All lines after the one containing "Extract the structured" are needed, along with that line itself. Please repeat them exactly through the end of the entries.

----

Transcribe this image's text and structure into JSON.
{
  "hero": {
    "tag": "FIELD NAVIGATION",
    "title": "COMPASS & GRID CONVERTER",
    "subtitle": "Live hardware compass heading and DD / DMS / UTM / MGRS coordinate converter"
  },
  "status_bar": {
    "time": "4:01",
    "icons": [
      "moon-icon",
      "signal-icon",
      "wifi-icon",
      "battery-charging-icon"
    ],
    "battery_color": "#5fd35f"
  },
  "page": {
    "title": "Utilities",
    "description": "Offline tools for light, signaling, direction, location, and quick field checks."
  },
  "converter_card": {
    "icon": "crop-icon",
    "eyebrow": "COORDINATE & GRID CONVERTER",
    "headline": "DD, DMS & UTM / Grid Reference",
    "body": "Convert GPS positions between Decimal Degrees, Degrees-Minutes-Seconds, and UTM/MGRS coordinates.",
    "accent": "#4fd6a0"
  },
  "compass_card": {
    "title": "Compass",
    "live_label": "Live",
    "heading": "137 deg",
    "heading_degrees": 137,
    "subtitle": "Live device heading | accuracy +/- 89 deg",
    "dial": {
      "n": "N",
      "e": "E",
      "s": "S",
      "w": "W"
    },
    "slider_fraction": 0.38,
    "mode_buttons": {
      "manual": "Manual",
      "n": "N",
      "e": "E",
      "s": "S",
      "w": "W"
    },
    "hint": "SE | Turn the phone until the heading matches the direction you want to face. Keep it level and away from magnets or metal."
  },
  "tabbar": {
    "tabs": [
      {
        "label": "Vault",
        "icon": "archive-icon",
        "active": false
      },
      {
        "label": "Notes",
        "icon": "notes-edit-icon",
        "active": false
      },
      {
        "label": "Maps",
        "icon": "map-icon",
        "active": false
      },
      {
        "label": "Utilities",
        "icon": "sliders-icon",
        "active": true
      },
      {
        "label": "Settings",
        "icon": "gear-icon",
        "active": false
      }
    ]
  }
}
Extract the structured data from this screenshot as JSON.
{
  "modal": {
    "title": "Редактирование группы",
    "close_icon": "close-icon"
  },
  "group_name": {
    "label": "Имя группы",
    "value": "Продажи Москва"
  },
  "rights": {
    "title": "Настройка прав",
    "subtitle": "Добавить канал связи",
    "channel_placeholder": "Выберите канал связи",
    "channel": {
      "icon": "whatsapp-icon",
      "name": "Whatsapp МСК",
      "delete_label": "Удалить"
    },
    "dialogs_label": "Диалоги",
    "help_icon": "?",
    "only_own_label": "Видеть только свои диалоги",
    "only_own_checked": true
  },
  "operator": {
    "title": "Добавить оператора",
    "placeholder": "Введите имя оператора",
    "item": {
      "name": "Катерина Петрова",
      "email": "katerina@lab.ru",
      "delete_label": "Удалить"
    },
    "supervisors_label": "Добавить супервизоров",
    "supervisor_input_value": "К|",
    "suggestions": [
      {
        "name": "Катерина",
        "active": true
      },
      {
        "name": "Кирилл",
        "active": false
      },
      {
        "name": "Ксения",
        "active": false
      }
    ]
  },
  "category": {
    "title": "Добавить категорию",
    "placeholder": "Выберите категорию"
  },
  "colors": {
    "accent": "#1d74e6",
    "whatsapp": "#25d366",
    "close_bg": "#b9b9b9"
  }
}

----

▸ THE ANSWER
Extract the structured data from this screenshot as JSON.
{
  "modal": {
    "title": "Редактирование группы",
    "close_icon": "close-icon"
  },
  "group_name": {
    "label": "Имя группы",
    "value": "Продажи Москва"
  },
  "rights": {
    "title": "Настройка прав",
    "subtitle": "Добавить канал связи",
    "channel_placeholder": "Выберите канал связи",
    "channel": {
      "icon": "whatsapp-icon",
      "name": "Whatsapp МСК",
      "delete_label": "Удалить"
    },
    "dialogs_label": "Диалоги",
    "help_icon": "?",
    "only_own_label": "Видеть только свои диалоги",
    "only_own_checked": true
  },
  "operator": {
    "title": "Добавить оператора",
    "placeholder": "Введите имя оператора",
    "item": {
      "name": "Катерина Петрова",
      "email": "katerina@lab.ru",
      "delete_label": "Удалить"
    },
    "supervisors_label": "Добавить супервизоров",
    "supervisor_input_value": "К|",
    "suggestions": [
      {
        "name": "Катерина",
        "active": true
      },
      {
        "name": "Кирилл",
        "active": false
      },
      {
        "name": "Ксения",
        "active": false
      }
    ]
  },
  "category": {
    "title": "Добавить категорию",
    "placeholder": "Выберите категорию"
  },
  "colors": {
    "accent": "#1d74e6",
    "whatsapp": "#25d366",
    "close_bg": "#b9b9b9"
  }
}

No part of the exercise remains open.